JOE BIDEN: HILLARY CLINTON 'WILL NOT AFFECT MY DECISION' ABOUT 2016. Leave it to the ladies of "The View" to get Vice President Joe Biden to open up about 2016. The vice president told ABC's Barbara Walters on the daytime talk show yesterday that Hillary Clinton's decision for 2016 would not impact his own run, ABC's LIZ KREUTZ reports. "Whether she runs or not will not affect my decision," Biden said during his fourth appearance on the show. The vice president also said that his wife Jill is "supportive" of him wading into 2016 presidential waters, even though he still has not made a decision. "It's as likely I run as I don't run," he said. "I just truly haven't made up my mind. And this ultimately becomes a family decision." One thing is clear - if he does decide to launch a bid, he sees his experience in the Obama administration as a plus. "Look, the only reason to run for President of the United States, [is] if you truly believe you're in a better position to do what you think is most needed in the country," he said. "I think my knowledge of foreign policy, my engagement with world leaders, my experience, is - uniquely positions me to be - to follow through on the agenda Barack and I have of bringing up world peace in a way that is real and substantive." http://abcn.ws/1cMbAWG


"HAWAII HEALTH MARKETPLACE OFF TO AN ESPECIALLY ROUGH START," by the Los Angeles Times' Maeve Reston. "When the federal government began parceling out billions of dollars for the new health insurance marketplaces under the Affordable Care Act, President Obama's home state was in an enviable position. Hawaii already had one of the highest insured rates in the nation as the result of a 40-year-old state law requiring employers to provide coverage. The state received more than $205 million in federal money to build a health insurance exchange to serve those still uninsured. Yet four months after enrollments began, the Hawaii Health Connector has allocated $120 million while signing up only about 4,300 people for health plans - fewer than any other state. Despite officials' initial hopes of enrolling tens of thousands of Hawaiians, only 400 employers have applied for plans for their employees. Colorado, by contrast, had nearly seven times as many uninsured people when it launched its health exchange with $26 million less in federal grants, and signed up more than 68,000 people by Feb. 1. Most states operating independent health exchanges have placed them under direct state control or created strong legislative oversight, but Hawaii established its exchange as a separate nonprofit agency, rendering the details of its daily operations largely invisible to even the state Legislature. Lawmakers, who have no power to compel budget information, have struggled for months to get basic financial information or even an explanation of how the Health Connector will remain viable when federal grant money runs out this year." http://lat.ms/1evO4dg

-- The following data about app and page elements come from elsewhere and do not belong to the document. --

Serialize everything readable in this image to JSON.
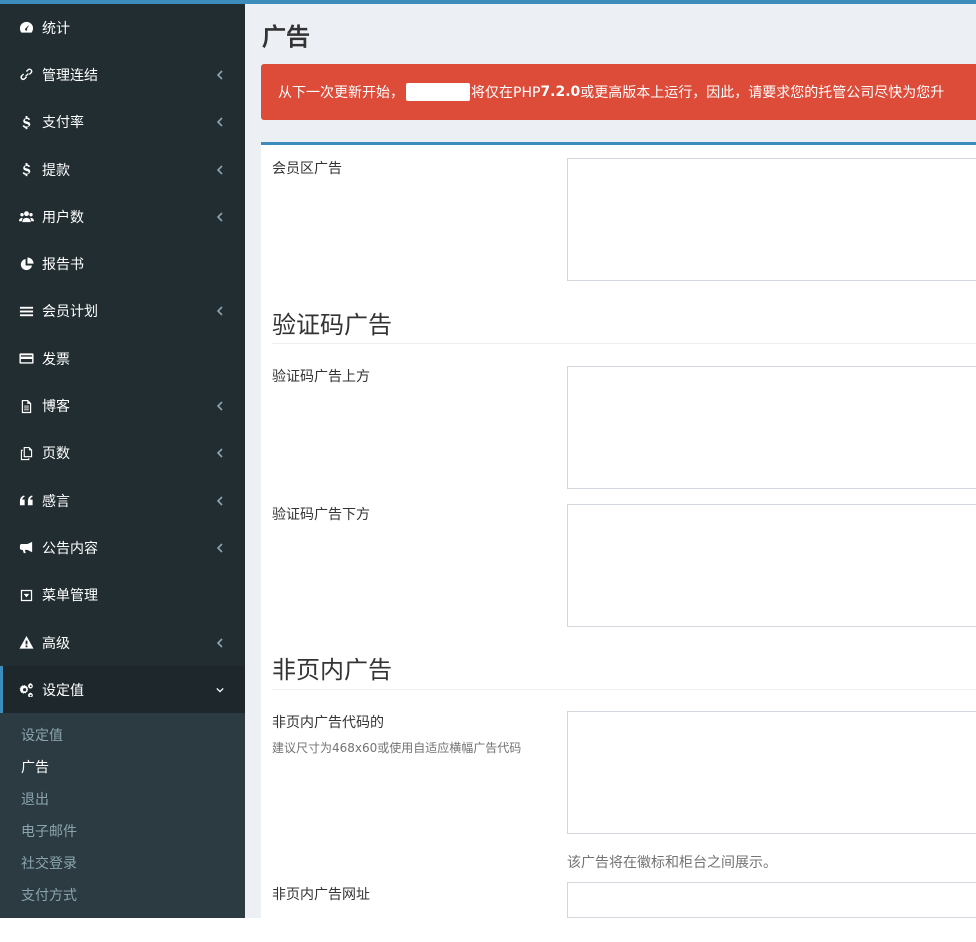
{
  "sidebar": {
    "items": [
      {
        "label": "统计",
        "icon": "dashboard-icon",
        "chevron": false
      },
      {
        "label": "管理连结",
        "icon": "link-icon",
        "chevron": true
      },
      {
        "label": "支付率",
        "icon": "dollar-icon",
        "chevron": true
      },
      {
        "label": "提款",
        "icon": "dollar-icon",
        "chevron": true
      },
      {
        "label": "用户数",
        "icon": "users-icon",
        "chevron": true
      },
      {
        "label": "报告书",
        "icon": "pie-chart-icon",
        "chevron": false
      },
      {
        "label": "会员计划",
        "icon": "bars-icon",
        "chevron": true
      },
      {
        "label": "发票",
        "icon": "credit-card-icon",
        "chevron": false
      },
      {
        "label": "博客",
        "icon": "file-text-icon",
        "chevron": true
      },
      {
        "label": "页数",
        "icon": "copy-icon",
        "chevron": true
      },
      {
        "label": "感言",
        "icon": "quote-icon",
        "chevron": true
      },
      {
        "label": "公告内容",
        "icon": "bullhorn-icon",
        "chevron": true
      },
      {
        "label": "菜单管理",
        "icon": "caret-square-icon",
        "chevron": false
      },
      {
        "label": "高级",
        "icon": "warning-icon",
        "chevron": true
      },
      {
        "label": "设定值",
        "icon": "cogs-icon",
        "chevron": true,
        "active": true
      }
    ],
    "submenu": [
      {
        "label": "设定值"
      },
      {
        "label": "广告",
        "current": true
      },
      {
        "label": "退出"
      },
      {
        "label": "电子邮件"
      },
      {
        "label": "社交登录"
      },
      {
        "label": "支付方式"
      }
    ]
  },
  "page": {
    "title": "广告",
    "alert": {
      "part1": "从下一次更新开始，",
      "part2": "将仅在PHP ",
      "version": "7.2.0",
      "part3": "或更高版本上运行，因此，请要求您的托管公司尽快为您升"
    }
  },
  "form": {
    "member_ad_label": "会员区广告",
    "captcha_section": "验证码广告",
    "captcha_top_label": "验证码广告上方",
    "captcha_bottom_label": "验证码广告下方",
    "offpage_section": "非页内广告",
    "offpage_code_label": "非页内广告代码的",
    "offpage_code_help": "建议尺寸为468x60或使用自适应横幅广告代码",
    "offpage_code_note": "该广告将在徽标和柜台之间展示。",
    "offpage_url_label": "非页内广告网址"
  },
  "colors": {
    "sidebar_bg": "#222d32",
    "submenu_bg": "#2c3b41",
    "accent": "#3c8dbc",
    "alert_bg": "#dd4b39",
    "content_bg": "#ecf0f5"
  }
}
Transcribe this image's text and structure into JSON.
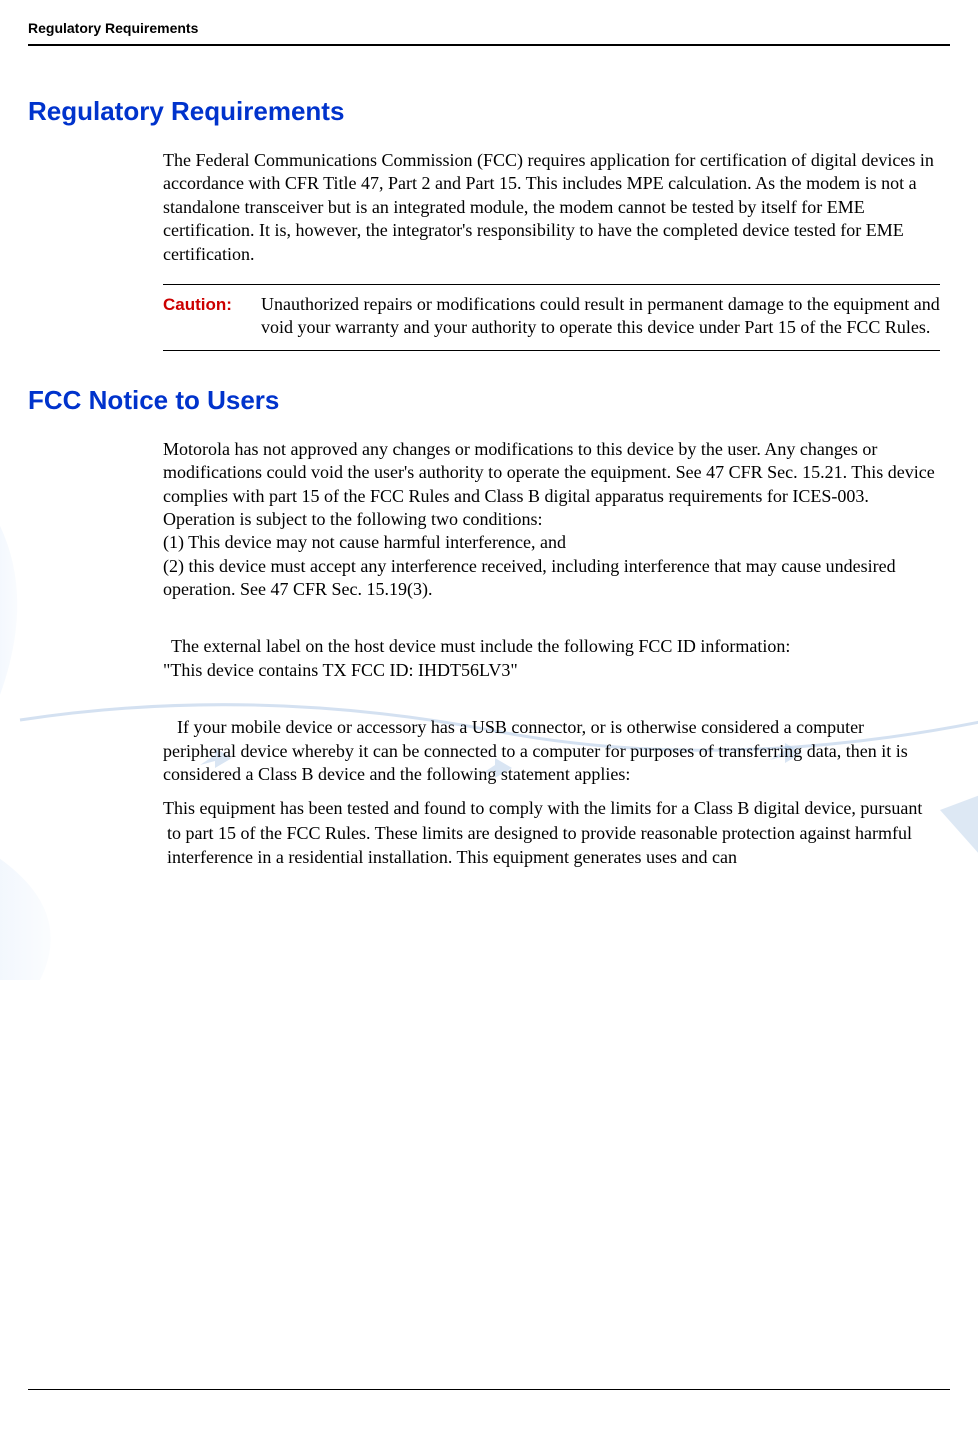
{
  "page_header": "Regulatory Requirements",
  "section1": {
    "title": "Regulatory Requirements",
    "body": "The Federal Communications Commission (FCC) requires application for certification of digital devices in accordance with CFR Title 47, Part 2 and Part 15. This includes MPE calculation. As the  modem is not a standalone transceiver but is an integrated module, the modem cannot be tested by itself for EME certification. It is, however, the integrator's responsibility to have the completed device tested for EME certification."
  },
  "caution": {
    "label": "Caution:",
    "text": "Unauthorized repairs or modifications could result in permanent damage to the equipment and void your warranty and your authority to operate this device under Part 15 of the FCC Rules."
  },
  "section2": {
    "title": "FCC Notice to Users",
    "para1": "Motorola has not approved any changes or modifications to this device by the user. Any changes or modifications could void the user's authority to operate the equipment. See 47 CFR Sec. 15.21. This device complies with part 15 of the FCC Rules and Class B digital apparatus requirements for ICES-003. Operation is subject to the following two conditions:",
    "cond1": "(1) This device may not cause harmful interference, and",
    "cond2": "(2) this device must accept any interference received, including interference that may cause undesired operation. See 47 CFR Sec. 15.19(3).",
    "label_line1": "The external label on the host device must include the following FCC ID information:",
    "label_line2": "\"This device contains TX FCC ID: IHDT56LV3\"",
    "usb": "If your mobile device or accessory has a USB connector, or is otherwise considered a computer peripheral device whereby it can be connected to a computer for purposes of transferring data, then it is considered a Class B device and the following statement applies:",
    "compliance": "This equipment has been tested and found to comply with the limits for a Class B digital device, pursuant to part 15 of the FCC Rules. These limits are designed to provide reasonable protection against harmful interference in a residential installation. This equipment generates uses and can"
  }
}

@GovBrewer: I assure you, as always, I will do the right thing for the State of Arizona. #SB1062

@joshtpm: Jindal Makes No Apology For Bickering With Democratic Guv http://talkingpointsmemo.com/livewire/jindal_not_sorry_bickering …

@joshgerstein: If Obama's considering a zero option in Afghanistan, I sure wish someone would let us know -or at least hint at it

?@StevenTDennis: ICYMI: Cantor, Ryan & Co. to huddle Friday on Obamacare alternative http://blogs.rollcall.com/218/gop-leaders-to-huddle-on-obamacare-alternative/ …

@thehill: Obama turns sneeze into O-Care pitch http://trib.al/9vC9OIZ